Total Miles: 1624.4
Pancakes, coffee, sausage, eggs, pancakes, hashed browns, and more pancakes. That’s the way you kickstart a day of hiking, and our breakfast at Wild Bill’s certainly delivered. I can already picture my own look of ambivalence when faced with tomorrow morning’s breakfast protein bar.
Shoving off from Atlantic City just after that early breakfast marked the beginning of our walk into the heart of the Great Divide Basin, its lack of water and overall expansive desolation. Just as we said a final goodbye to Carmella, the other half of the husband and wife team at Wild Bill’s, she looked at us with a smile and said: “There’s beauty out there. You just have to look for it.” The kind of simple wisdom that too often goes unsaid.
And she was right. For a land so patently devoid of trees, water, and the usual signs of life and vibrance there was a quiet sort of richness to it. Herds of cattle appearing in the distance over each wave of hills; antelope gliding through the sage brush with incredible speed; great packs of wild horses, their coats a kaleidoscope of different colors.
Water sources separated by far longer distances than usual added punctuation, both excitement at reaching them and the pause of resting our legs and feet from the near constant forward motion—a far cry from the days of negotiating blowdown. Stone posts came early and often, announcing that we were following the Oregon Trail, launching memories of playing the game of the same name as a kid.
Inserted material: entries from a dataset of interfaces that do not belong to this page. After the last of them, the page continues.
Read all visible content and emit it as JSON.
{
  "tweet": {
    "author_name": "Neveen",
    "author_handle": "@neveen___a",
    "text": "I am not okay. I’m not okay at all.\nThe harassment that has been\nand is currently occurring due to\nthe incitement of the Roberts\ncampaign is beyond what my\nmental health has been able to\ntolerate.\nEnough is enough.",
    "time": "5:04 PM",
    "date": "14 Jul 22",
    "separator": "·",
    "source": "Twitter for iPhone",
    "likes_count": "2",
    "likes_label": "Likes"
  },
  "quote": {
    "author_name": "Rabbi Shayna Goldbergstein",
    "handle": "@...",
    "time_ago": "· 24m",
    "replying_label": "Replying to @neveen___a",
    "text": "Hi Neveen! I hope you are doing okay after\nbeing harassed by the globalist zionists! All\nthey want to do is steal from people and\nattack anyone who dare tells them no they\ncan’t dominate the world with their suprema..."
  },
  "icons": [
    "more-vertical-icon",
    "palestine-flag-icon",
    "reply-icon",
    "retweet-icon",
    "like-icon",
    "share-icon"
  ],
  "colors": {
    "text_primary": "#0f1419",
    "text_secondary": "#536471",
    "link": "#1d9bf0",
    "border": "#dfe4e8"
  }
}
Our constant companion was an unseen one, the relentless west-northwest wind propelling us along from behind as the trail continued along the same southeastern tack it has taken throughout Wyoming. The irony of our direction was that in many ways, the soundtrack of this hike has been an album of the same name—Southeastern—by singer-songwriter Jason Isbell. (Thanks to Greg and Mija for introducing it to me!)
It’s an album of deeply personal songwriting and I’ve found myself coming back to it again and again to appreciate the stories it tells, many of tragedy and sorrow, and the often winding and painful path to growth. But what is inescapable is the understanding that, short of the loss of my Dad far too soon, I have no frame through which to relate to Isbell’s storytelling and, in this case, that’s a very fortunate thing.
Mine has been a life not of turmoil, tragedy, and struggle. It’s been made of far less dramatic, poetic stuff and hearing songs of a life made of those things makes me feel both fortunate and embarrassed by that same good fortune. Maybe that’s why I’ve come back to it so often, a reminder of what I have and what I haven’t had to suffer through.
Thinking of what it must take for a musician to lay themselves bare in such a way and to share it with the world, makes me think of what I could possibly share that would be of note to anyone. I don’t have Isbell’s gift for music or poetry but I have this adventure, this story to share. To know it is to know me. And if you’re reading this, you’re a part of that story, one that is still yet to be fully written.